Dr. Andrew Weil of the Arizona Center for Integrative Medicine states, “If we can make the correct diagnosis, the healing can begin. If we can’t, both our personal health and our economy are doomed. ” Accurate, traceable, and informed diagnosis are paramount to the health of patients. Medicine, within the United States, is an enormous $2.5 Trillion opportunity and with the proliferation of research over many decades new medical findings are being published than could ever be grokked, unassisted, by a doctor .
I found an interesting blog today with some clear and interesting discussion on Haskell, and Monads: http://intoverflow.wordpress.com/2010/07/20/i-come-from-java-and-want-to-know-what-monads-are-in-haskell/
For the last several months I’ve been working on Project Euler in Haskell. My intent has been to learn Haskell, and grasp the functional concepts. While working on several problems it’s important to have a workflow that allows for a fast cycle time. I spent some time with Cabal, attempting to build a scheme that works efficiently, but was unable to do so. Instead I setup a mix of cabal-dev, and make to build a fast workflow that allow for compiling, testing, common code libraries, and benchmarks.
My family purchased this book for me, as a motivator to start thinking about the thesis component of my master’s degree. “It must be substantial…” said a colleague of mine. “It must be original work…” Original, substantial, all words that left me with uneasiness about how to start. This book however was an easy read, and gave some very pragmatic advice on how to start, yet the most important quote I drew from the book was, “What are the questions in your field?
As a software engineer I have a vested interest in disproving this statement. Bjarne Stroustroup says C++ is designed to create efficient abstractions. A software engineer’s job is to create simple abstractions to complex systems. State machines form a large part of many systems. The other day, a co-worker came to me, and asked, “Is it better to make straight line code for each case statement, even if it repeats, or is it better to abstraction into functions and make the code ‘cleaner’.
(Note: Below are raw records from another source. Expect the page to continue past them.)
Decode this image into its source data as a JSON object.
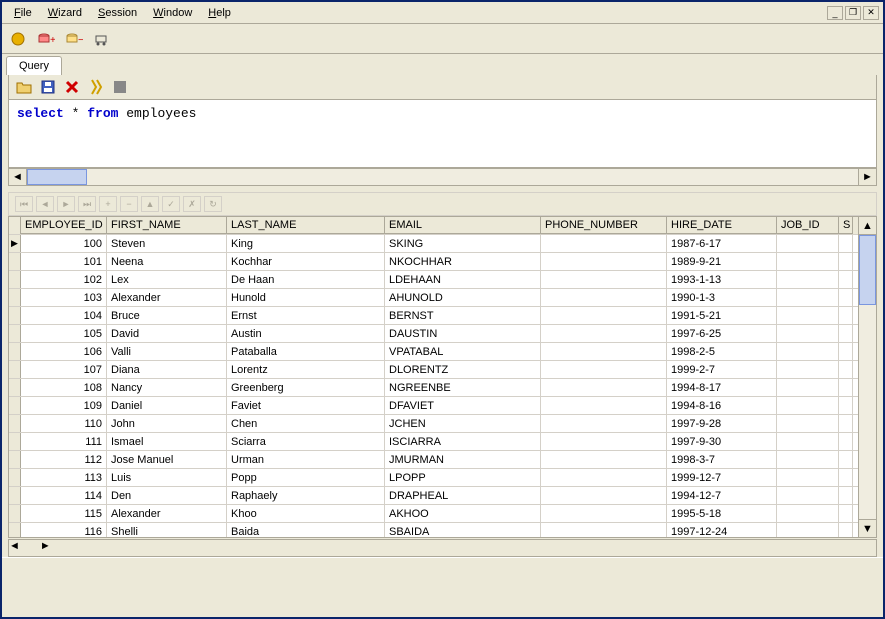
{
  "menu": {
    "items": [
      "File",
      "Wizard",
      "Session",
      "Window",
      "Help"
    ]
  },
  "tabs": {
    "active": "Query"
  },
  "sql": {
    "kw1": "select",
    "star": " * ",
    "kw2": "from",
    "tbl": " employees"
  },
  "columns": [
    "EMPLOYEE_ID",
    "FIRST_NAME",
    "LAST_NAME",
    "EMAIL",
    "PHONE_NUMBER",
    "HIRE_DATE",
    "JOB_ID",
    "S"
  ],
  "rows": [
    {
      "id": "100",
      "fn": "Steven",
      "ln": "King",
      "em": "SKING",
      "ph": "",
      "hd": "1987-6-17",
      "ji": ""
    },
    {
      "id": "101",
      "fn": "Neena",
      "ln": "Kochhar",
      "em": "NKOCHHAR",
      "ph": "",
      "hd": "1989-9-21",
      "ji": ""
    },
    {
      "id": "102",
      "fn": "Lex",
      "ln": "De Haan",
      "em": "LDEHAAN",
      "ph": "",
      "hd": "1993-1-13",
      "ji": ""
    },
    {
      "id": "103",
      "fn": "Alexander",
      "ln": "Hunold",
      "em": "AHUNOLD",
      "ph": "",
      "hd": "1990-1-3",
      "ji": ""
    },
    {
      "id": "104",
      "fn": "Bruce",
      "ln": "Ernst",
      "em": "BERNST",
      "ph": "",
      "hd": "1991-5-21",
      "ji": ""
    },
    {
      "id": "105",
      "fn": "David",
      "ln": "Austin",
      "em": "DAUSTIN",
      "ph": "",
      "hd": "1997-6-25",
      "ji": ""
    },
    {
      "id": "106",
      "fn": "Valli",
      "ln": "Pataballa",
      "em": "VPATABAL",
      "ph": "",
      "hd": "1998-2-5",
      "ji": ""
    },
    {
      "id": "107",
      "fn": "Diana",
      "ln": "Lorentz",
      "em": "DLORENTZ",
      "ph": "",
      "hd": "1999-2-7",
      "ji": ""
    },
    {
      "id": "108",
      "fn": "Nancy",
      "ln": "Greenberg",
      "em": "NGREENBE",
      "ph": "",
      "hd": "1994-8-17",
      "ji": ""
    },
    {
      "id": "109",
      "fn": "Daniel",
      "ln": "Faviet",
      "em": "DFAVIET",
      "ph": "",
      "hd": "1994-8-16",
      "ji": ""
    },
    {
      "id": "110",
      "fn": "John",
      "ln": "Chen",
      "em": "JCHEN",
      "ph": "",
      "hd": "1997-9-28",
      "ji": ""
    },
    {
      "id": "111",
      "fn": "Ismael",
      "ln": "Sciarra",
      "em": "ISCIARRA",
      "ph": "",
      "hd": "1997-9-30",
      "ji": ""
    },
    {
      "id": "112",
      "fn": "Jose Manuel",
      "ln": "Urman",
      "em": "JMURMAN",
      "ph": "",
      "hd": "1998-3-7",
      "ji": ""
    },
    {
      "id": "113",
      "fn": "Luis",
      "ln": "Popp",
      "em": "LPOPP",
      "ph": "",
      "hd": "1999-12-7",
      "ji": ""
    },
    {
      "id": "114",
      "fn": "Den",
      "ln": "Raphaely",
      "em": "DRAPHEAL",
      "ph": "",
      "hd": "1994-12-7",
      "ji": ""
    },
    {
      "id": "115",
      "fn": "Alexander",
      "ln": "Khoo",
      "em": "AKHOO",
      "ph": "",
      "hd": "1995-5-18",
      "ji": ""
    },
    {
      "id": "116",
      "fn": "Shelli",
      "ln": "Baida",
      "em": "SBAIDA",
      "ph": "",
      "hd": "1997-12-24",
      "ji": ""
    }
  ]
}
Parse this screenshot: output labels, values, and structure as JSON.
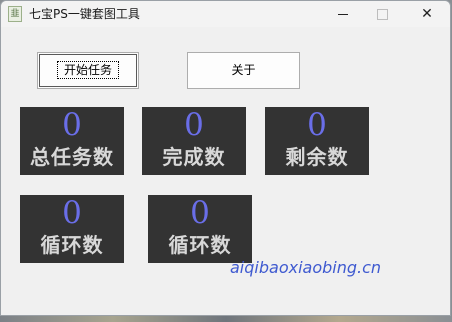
{
  "window": {
    "title": "七宝PS一键套图工具",
    "icon": "app-icon",
    "icon_glyph": "⾲",
    "controls": {
      "minimize": "minimize-icon",
      "maximize": "maximize-icon",
      "close_glyph": "✕"
    }
  },
  "buttons": {
    "start": "开始任务",
    "about": "关于"
  },
  "stats": [
    {
      "value": "0",
      "label": "总任务数"
    },
    {
      "value": "0",
      "label": "完成数"
    },
    {
      "value": "0",
      "label": "剩余数"
    },
    {
      "value": "0",
      "label": "循环数"
    },
    {
      "value": "0",
      "label": "循环数"
    }
  ],
  "watermark": "aiqibaoxiaobing.cn",
  "colors": {
    "panel": "#333333",
    "number": "#6a6ee8",
    "label": "#d8d8d8",
    "watermark": "#3f5ad0"
  }
}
A coworker of mine stated something interesting, “…a pattern is evidence of missing feature in the language…”. At first I struggled with this statement. How can you design a language general enough to be widely used, and simultaneously cover all the desirable idioms such that patterns are built in? At first this seemed silly to me, until I heard Erik Meijer state in a Haskell lecture, “..this is why we implemented LINQ as a pattern instead of a language feature…”
Well, the Haskell honeymoon is over for me. I spent some time working on a few Project Euler problems this weekend, and my initial assumptions formed from toy problems were dashed. While I was able to solve 3 problems fairly quickly, I faced a number of non trivial bugs, and memory issues. On the other side of my naïve passion, I’m finding a functional thought process, and it’s exciting. My problems were really centered around a naïve belief that Haskell could convert my inefficient algorithms to some “mathematically pure” representation.
I’ve restarted my haskell programming education. Here is my implementation of FizzBuzz fizzbuzz x | x `mod` 15 == 0 = "FIZZBUZZ" | x `mod` 3 == 0 = "FIZZ" | x `mod` 5 == 0 = "BUZZ" | otherwise = show x main = print (map fizzbuzz [1..100]) [suffusion-adsense client=‘ca-pub-6284398857369558’ slot=‘1495369305’ width=‘728’ height=‘90’]
Latex Walkthrough from Jeremy Wright on Vimeo.
We presented our Beagle Board Cluster at the Engineering Career Fair. Look out for a design writeup soon! http://asulug.org/2013/03/engineering-open-house/ [suffusion-adsense client=‘ca-pub-6284398857369558’ slot=‘1495369305’ width=‘728’ height=‘90’]